1. Spark up a doobie and soak up "Inherent Vice."
Call up Jeff Bridges, get baked and get lost in it. Don't try to keep up with the plot. Experience it. If you still don't want to vote for it, OK, but try to let it wash over you. It might resonate.

2. Go see "Beyond the Lights."
STOP! Don't walk over to your screeners. It's not there. Relativity didn't send you one. The film is on its own. There is a single showing in the greater Los Angeles area every night: 9:15pm at the AMC Universal Citywalk. I know, no one wants to go to Shittywalk, but trust me. It deserves the effort. If you're in New York, there's a 5:20pm option every day at the AMC Loews Village 7 around Astor Place, as well as a 9:40pm and a 12:30am every night at the Regal E-Walk on 42nd.

3. Venture out a bit.
You don't have to watch the same films all these awards announcements have corralled for you. Seek out "The Babadook" (wait, strike that — silly VOD rule) or "A Most Wanted Man." Give "Under the Skin" a try (and maybe ring up Bridges again). Go on a limb with "Cold in July" or "The Rover" or "Blue Ruin." There's other shit.

I know you guys are nuts, but listen to that "Land Ho!" jam. It's catchy. OH WAIT NEVERMIND YOU CAN'T VOTE FOR THAT EITHER. Well, how about those of you who know it was an injustice to disqualify Antonio Sanchez, write his name in anyway in solidarity.

5. Above all, take it seriously.
Why should I care if you're just voting for your buddy? Or if you're just toeing a company line and bloc voting? Or passing your ballot off to your assistant to fill out? I know everyone has tried to beat it into your head that it's been a "weak" year, but no, it hasn't. There's good stuff out there and it's sort of what you're supposed to do, seek it out and tell the world what's worth watching, what's worth championing, what means something.  So mean something.
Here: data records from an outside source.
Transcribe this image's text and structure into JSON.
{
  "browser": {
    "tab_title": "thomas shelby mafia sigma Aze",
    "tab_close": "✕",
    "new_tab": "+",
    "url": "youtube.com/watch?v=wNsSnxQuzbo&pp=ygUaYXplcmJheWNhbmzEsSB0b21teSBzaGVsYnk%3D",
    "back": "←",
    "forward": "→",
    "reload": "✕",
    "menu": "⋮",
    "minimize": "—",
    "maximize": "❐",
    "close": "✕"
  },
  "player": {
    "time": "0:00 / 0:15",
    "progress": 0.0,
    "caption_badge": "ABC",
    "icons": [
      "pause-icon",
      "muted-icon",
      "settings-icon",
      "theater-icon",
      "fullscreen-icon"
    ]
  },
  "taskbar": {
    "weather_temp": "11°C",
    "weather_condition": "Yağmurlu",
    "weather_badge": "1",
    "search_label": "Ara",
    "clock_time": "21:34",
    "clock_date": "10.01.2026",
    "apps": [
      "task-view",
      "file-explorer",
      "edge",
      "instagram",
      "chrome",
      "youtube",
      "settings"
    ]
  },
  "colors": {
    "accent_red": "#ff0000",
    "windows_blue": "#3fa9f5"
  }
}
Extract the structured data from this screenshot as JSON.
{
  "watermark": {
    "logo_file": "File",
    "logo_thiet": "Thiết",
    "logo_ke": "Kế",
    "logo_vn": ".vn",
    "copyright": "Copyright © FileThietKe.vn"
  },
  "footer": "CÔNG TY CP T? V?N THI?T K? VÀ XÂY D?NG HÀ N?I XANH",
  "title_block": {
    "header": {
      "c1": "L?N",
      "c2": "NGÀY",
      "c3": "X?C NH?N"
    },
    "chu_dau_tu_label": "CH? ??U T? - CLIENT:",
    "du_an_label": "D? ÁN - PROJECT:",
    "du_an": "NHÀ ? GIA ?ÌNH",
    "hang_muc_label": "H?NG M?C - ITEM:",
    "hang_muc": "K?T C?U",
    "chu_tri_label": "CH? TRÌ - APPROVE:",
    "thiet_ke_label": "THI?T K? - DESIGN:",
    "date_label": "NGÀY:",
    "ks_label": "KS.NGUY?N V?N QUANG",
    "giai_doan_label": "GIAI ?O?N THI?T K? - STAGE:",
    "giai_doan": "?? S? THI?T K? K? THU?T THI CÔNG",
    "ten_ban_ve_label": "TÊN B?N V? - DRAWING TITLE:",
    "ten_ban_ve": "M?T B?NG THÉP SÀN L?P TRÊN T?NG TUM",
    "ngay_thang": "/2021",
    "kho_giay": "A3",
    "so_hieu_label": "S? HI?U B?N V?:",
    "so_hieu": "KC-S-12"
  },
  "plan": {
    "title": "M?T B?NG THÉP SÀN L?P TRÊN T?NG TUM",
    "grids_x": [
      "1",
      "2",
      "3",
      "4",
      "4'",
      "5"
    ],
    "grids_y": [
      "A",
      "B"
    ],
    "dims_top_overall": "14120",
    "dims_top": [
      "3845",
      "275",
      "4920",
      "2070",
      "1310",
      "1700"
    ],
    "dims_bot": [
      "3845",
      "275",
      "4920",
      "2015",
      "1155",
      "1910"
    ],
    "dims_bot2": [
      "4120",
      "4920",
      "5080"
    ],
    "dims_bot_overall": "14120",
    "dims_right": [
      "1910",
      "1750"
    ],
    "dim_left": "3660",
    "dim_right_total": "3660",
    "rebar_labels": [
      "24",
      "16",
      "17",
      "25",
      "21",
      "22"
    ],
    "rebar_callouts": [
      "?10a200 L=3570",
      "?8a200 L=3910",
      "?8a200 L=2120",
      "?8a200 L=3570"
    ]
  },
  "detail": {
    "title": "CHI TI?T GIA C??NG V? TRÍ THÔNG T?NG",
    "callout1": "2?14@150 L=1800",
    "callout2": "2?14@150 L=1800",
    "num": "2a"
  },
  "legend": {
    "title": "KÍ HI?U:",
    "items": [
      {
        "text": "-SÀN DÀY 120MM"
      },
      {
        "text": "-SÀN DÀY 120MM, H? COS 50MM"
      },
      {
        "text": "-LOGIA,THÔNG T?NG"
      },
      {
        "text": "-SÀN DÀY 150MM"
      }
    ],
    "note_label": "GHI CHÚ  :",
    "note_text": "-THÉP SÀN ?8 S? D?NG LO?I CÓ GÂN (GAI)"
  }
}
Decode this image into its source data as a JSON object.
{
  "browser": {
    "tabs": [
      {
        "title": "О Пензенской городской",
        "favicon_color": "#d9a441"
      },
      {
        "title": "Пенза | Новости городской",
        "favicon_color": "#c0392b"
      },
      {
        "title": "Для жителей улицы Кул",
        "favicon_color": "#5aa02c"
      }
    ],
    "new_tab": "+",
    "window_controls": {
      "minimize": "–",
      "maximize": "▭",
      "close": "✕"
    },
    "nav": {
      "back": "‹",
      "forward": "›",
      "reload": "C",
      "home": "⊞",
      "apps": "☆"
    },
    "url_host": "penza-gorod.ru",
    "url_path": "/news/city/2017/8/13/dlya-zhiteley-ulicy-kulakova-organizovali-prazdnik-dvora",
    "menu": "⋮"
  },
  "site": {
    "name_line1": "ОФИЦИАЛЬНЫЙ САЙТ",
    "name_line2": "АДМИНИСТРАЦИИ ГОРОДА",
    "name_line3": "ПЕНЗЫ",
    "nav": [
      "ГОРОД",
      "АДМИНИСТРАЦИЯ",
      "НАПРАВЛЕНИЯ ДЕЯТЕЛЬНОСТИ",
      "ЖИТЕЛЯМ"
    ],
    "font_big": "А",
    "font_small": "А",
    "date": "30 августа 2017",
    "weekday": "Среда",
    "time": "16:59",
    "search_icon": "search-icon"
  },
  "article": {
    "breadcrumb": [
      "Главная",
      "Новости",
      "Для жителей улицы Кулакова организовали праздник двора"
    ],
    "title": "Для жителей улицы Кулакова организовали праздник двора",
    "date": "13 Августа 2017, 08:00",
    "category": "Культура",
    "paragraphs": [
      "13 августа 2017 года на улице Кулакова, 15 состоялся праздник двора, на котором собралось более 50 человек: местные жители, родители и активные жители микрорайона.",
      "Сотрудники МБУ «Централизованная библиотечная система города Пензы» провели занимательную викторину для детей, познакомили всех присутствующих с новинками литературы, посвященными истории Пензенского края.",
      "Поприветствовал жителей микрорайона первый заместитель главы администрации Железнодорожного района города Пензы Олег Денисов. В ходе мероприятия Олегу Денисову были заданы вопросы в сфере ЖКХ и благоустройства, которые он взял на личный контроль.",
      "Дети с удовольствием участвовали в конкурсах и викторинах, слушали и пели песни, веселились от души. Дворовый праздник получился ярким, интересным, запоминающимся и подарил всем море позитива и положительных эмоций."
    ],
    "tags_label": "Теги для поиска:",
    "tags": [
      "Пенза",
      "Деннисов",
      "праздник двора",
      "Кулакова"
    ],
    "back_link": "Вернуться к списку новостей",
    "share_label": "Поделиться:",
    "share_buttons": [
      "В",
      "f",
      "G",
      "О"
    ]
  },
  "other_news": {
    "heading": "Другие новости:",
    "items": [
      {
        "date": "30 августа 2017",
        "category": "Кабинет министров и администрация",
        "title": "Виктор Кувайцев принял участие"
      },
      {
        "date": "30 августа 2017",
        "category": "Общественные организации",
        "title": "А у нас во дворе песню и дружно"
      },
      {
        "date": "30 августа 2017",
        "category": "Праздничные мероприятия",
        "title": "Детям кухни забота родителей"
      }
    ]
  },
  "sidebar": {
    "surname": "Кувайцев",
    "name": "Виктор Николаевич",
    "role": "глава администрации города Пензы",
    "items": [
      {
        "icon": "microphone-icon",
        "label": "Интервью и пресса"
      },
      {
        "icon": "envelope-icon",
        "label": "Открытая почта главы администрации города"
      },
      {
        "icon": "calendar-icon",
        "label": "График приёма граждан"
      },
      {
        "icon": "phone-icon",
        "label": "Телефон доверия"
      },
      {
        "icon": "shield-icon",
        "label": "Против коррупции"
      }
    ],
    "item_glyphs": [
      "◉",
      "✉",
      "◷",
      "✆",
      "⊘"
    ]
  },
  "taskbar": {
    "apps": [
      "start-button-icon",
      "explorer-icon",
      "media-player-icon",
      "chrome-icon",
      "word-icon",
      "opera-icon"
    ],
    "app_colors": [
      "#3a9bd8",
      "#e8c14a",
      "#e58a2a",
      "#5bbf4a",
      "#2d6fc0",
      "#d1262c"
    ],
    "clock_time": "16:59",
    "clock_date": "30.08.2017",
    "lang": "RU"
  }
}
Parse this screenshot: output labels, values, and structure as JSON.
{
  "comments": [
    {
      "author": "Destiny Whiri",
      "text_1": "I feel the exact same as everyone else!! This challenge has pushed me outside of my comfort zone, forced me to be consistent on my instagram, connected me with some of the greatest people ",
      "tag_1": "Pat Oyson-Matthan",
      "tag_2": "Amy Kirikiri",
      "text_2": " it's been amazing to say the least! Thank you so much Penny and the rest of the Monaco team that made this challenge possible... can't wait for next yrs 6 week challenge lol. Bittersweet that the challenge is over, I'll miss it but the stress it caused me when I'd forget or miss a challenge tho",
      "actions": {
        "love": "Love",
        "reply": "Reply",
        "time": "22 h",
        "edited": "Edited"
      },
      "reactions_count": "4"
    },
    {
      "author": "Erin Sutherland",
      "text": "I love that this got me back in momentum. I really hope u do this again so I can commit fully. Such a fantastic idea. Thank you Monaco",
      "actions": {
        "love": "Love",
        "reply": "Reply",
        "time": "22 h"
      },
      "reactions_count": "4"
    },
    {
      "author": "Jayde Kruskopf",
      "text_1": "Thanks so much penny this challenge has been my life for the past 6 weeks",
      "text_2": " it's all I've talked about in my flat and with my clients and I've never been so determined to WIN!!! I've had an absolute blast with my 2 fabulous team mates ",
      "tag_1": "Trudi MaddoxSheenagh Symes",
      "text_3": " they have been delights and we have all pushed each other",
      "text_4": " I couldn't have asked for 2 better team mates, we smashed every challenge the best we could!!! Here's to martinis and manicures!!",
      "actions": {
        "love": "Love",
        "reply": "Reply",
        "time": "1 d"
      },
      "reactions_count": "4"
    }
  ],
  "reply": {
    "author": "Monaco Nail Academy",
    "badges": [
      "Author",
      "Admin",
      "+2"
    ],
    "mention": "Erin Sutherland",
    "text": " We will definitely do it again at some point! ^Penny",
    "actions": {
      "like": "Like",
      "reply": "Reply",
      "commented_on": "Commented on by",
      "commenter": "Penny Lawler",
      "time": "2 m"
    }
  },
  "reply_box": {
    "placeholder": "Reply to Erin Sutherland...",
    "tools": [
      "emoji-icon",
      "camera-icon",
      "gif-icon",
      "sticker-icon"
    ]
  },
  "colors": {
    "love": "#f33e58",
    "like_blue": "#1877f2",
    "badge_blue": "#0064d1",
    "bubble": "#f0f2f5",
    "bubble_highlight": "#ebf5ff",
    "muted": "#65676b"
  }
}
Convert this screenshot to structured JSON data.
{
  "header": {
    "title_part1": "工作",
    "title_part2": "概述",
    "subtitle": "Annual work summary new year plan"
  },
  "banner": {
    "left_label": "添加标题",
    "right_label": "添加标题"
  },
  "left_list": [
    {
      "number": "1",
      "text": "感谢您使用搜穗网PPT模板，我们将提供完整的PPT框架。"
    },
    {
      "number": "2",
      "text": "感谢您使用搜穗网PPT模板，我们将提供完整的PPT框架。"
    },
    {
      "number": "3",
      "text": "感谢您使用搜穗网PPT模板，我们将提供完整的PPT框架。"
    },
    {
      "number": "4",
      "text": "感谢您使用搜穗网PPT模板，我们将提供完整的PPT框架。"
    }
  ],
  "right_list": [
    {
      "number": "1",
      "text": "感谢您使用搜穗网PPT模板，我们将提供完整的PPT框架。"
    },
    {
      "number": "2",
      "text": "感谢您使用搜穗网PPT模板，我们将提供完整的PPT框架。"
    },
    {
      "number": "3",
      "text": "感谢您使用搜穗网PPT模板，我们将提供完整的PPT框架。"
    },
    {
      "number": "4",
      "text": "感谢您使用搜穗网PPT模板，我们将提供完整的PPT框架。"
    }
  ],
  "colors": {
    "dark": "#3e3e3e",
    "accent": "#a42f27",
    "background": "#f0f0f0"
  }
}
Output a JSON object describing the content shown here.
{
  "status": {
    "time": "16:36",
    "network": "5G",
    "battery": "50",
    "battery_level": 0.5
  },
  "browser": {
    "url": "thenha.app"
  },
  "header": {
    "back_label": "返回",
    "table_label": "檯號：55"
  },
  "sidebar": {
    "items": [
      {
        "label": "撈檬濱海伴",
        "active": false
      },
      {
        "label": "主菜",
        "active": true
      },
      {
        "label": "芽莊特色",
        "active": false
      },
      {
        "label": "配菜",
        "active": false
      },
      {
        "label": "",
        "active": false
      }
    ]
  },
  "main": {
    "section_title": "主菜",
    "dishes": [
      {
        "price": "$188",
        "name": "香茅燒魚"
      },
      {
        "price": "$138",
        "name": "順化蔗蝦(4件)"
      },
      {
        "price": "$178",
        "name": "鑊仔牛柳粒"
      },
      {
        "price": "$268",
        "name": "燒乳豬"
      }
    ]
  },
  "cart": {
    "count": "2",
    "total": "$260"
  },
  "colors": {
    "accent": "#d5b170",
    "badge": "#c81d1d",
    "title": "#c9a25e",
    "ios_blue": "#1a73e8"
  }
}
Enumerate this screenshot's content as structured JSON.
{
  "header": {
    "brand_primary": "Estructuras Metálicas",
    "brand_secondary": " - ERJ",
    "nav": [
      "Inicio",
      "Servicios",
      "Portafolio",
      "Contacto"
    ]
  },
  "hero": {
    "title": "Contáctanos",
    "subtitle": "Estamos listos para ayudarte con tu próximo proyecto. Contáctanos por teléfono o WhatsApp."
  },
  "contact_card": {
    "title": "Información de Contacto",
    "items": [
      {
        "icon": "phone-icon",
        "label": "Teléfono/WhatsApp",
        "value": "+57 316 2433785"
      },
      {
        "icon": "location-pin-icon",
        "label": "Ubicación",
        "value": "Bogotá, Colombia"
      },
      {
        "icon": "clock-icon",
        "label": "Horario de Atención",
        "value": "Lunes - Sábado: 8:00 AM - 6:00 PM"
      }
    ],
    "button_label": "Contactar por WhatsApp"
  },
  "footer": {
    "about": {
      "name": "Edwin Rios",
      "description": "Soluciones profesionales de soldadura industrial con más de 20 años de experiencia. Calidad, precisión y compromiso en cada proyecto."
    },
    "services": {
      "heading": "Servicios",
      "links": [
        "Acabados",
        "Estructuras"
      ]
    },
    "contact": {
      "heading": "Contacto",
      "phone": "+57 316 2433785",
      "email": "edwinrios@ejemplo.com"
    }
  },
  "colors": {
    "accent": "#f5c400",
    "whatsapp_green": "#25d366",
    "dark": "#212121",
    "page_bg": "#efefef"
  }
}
The Contenders section has been updated. Happy New Year.

Kristopher Tapley has covered the film awards landscape for over a decade. He founded In Contention in 2005. His work has also appeared in The New York Times, The Times of London and Variety. He begs you not to take any of this too seriously.